▸ **Material for this task**:
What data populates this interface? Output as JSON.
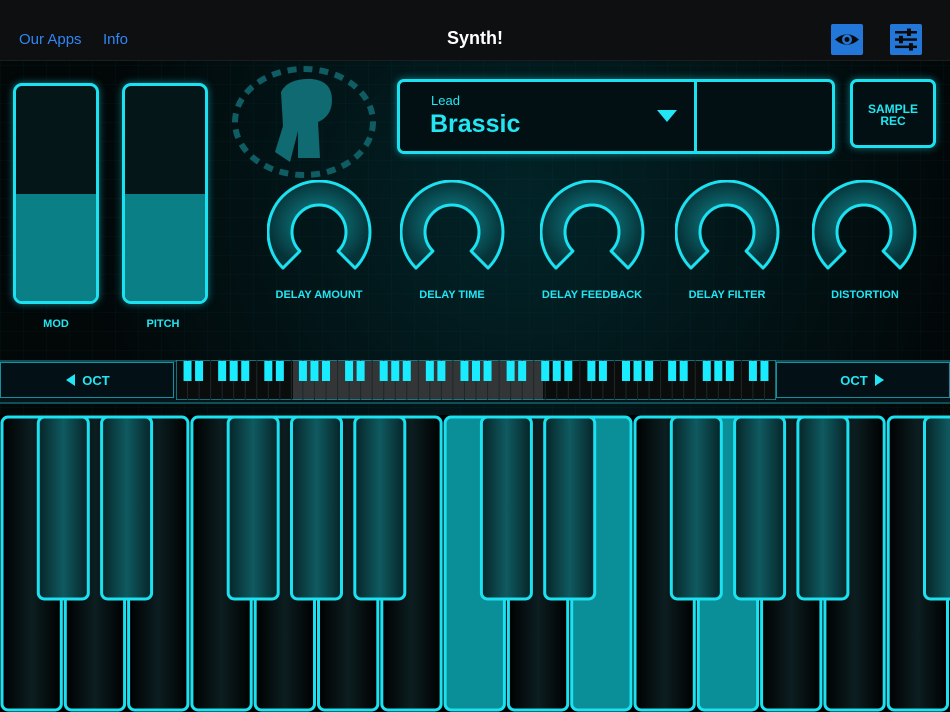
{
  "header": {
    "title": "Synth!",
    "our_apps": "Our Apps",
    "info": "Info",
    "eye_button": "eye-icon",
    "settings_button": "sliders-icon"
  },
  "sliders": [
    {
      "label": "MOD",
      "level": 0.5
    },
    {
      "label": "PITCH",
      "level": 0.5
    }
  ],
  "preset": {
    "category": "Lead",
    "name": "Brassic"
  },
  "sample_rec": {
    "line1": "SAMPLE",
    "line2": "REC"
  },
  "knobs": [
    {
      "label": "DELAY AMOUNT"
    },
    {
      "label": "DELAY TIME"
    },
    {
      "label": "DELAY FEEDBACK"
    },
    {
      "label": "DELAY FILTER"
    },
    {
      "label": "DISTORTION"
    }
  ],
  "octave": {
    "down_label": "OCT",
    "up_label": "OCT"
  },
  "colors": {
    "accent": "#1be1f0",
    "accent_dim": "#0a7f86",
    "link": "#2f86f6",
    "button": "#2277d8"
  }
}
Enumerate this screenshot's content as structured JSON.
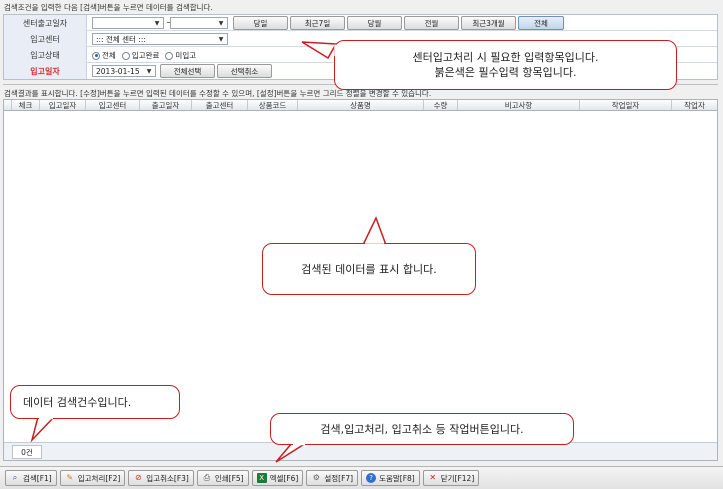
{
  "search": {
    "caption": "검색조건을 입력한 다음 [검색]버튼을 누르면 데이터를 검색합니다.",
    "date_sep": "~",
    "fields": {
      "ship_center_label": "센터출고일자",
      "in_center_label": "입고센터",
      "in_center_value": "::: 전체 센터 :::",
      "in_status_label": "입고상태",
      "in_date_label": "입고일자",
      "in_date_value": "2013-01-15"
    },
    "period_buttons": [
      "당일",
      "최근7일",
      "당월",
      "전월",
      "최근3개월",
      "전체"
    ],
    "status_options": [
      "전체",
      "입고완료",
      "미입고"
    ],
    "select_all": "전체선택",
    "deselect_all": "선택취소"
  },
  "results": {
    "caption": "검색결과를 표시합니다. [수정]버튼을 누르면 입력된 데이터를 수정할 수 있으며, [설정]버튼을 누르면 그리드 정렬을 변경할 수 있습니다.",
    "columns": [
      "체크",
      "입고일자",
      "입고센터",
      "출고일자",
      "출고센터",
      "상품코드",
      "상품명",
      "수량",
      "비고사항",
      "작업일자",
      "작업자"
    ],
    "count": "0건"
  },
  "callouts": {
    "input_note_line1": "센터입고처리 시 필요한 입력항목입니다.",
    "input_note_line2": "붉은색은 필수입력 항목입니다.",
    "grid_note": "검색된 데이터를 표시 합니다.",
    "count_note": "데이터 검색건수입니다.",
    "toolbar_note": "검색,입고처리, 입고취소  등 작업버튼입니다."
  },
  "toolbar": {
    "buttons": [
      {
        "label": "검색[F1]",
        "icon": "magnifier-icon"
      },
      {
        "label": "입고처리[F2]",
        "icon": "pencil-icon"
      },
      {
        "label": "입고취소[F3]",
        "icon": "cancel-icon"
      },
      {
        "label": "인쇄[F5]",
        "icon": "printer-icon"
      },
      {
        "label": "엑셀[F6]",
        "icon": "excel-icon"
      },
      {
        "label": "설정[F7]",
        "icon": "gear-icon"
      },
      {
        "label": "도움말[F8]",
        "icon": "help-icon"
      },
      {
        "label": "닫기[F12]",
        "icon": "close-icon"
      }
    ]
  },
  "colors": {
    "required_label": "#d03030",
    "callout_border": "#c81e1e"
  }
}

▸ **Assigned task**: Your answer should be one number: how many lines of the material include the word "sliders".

▸ **Solution for this problem**: 2